KC: Thinking about our membership, it's often the family office executives that handle any risk mitigation. So, for executives, what impact can they have to assist their clients in the acquisition of a yacht and placement of that insurance?
SB: I think number one is choose a good broker that has experience writing yacht insurance. It doesn't necessarily have to be a yacht-specialty broker, but a broker that regularly places these types of large risks. And whether it's AIG or otherwise, also deal with a carrier that regularly places these large risks. I think that's critically important, to have a carrier that or an insurance partner that understands the needs of the client, has the capacity to put forth to solve their problems and provide the solutions. Has had all of the experiences or has already encountered any problem areas that might be encountered, such as yard periods and onerous language in that, or boats that are changing status of ownership, or coming in and out of class, or involved in charter, or have some of these toys, or going to exotic locations—maybe going through the Gulf of Aden, having to deal with piracy situations or breach of war. So, engaging with a partner that has the experience and the portfolio to support what the client wants to do with the boat.
Secondly, I think being very transparent about what you want to do with the boat. Where you want to go, what you keep aboard, what your plans are long-term and short-term for charter, for sale, for cruising. For toys that are going to come on the boat, how you're going to crew the boat. I think having a very transparent relationship with your underwriter and the broker about what your plans are, helps us all kind of foresee what we're going to get ourselves into, but also how we can provide solutions with some forethought.
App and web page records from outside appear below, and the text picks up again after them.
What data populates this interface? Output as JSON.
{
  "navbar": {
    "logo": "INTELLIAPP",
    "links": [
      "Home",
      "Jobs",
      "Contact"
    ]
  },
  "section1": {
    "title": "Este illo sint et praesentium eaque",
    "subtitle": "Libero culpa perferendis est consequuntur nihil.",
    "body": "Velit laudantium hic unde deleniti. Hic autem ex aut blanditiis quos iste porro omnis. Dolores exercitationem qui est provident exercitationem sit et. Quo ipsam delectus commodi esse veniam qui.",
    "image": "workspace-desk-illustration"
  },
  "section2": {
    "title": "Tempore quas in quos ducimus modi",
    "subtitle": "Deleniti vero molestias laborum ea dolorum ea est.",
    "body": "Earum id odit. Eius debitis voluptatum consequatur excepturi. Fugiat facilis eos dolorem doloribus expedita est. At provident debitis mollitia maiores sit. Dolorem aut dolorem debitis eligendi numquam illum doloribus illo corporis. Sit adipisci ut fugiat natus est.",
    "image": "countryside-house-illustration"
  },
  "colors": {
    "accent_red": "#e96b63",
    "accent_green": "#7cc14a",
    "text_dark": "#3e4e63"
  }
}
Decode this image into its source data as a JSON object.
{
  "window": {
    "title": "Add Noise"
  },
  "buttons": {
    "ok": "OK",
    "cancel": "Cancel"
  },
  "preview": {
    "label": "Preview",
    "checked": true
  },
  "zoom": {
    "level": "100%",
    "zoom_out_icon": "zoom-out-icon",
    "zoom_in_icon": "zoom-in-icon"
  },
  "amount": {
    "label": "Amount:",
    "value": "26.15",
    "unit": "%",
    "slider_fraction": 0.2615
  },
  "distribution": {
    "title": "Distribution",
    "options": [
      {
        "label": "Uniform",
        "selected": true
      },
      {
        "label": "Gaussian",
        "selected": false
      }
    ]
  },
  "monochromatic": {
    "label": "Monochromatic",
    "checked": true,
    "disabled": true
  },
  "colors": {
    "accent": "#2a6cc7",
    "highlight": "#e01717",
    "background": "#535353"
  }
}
I think the third thing, is engage a yacht manager to help you manage all the aspects of the yacht. And this is really on the large-end the yacht scale—boats that are $10 million and up in value. But yacht managers can be engaged for a variety of different roles—some can just hire your crew for you. Some can provision the yacht, help pay the bills, help with all those logistics, make sure that it maintains class-licenses—all of the legal requirements that a yacht has. So, really interview these yacht managers and find one that fits your needs but encourage you to let them help you manage it. There's a lot of things going on with the yacht that may not be familiar with. And yacht managers are really critical in helping the client and their business office in negotiating all of those things with a yacht has to go through.
KC: For sure. Well, that's kind all the time we have. Thank you so much for joining me. If somebody wanted to learn more about you or get in contact with you, how might they go about that?
SB: So, email me anytime they like. That e-mail is email@example.com. And I look forward to anybody's questions they might have.
KC: I'll include the link to AIG on the FOX website as well. And thank you so much, Sean. This is a totally new world for me, and you clearly know the ins-and-outs of it. It was really fascinating to talk to you.
SB: Thanks, KC. Appreciate it.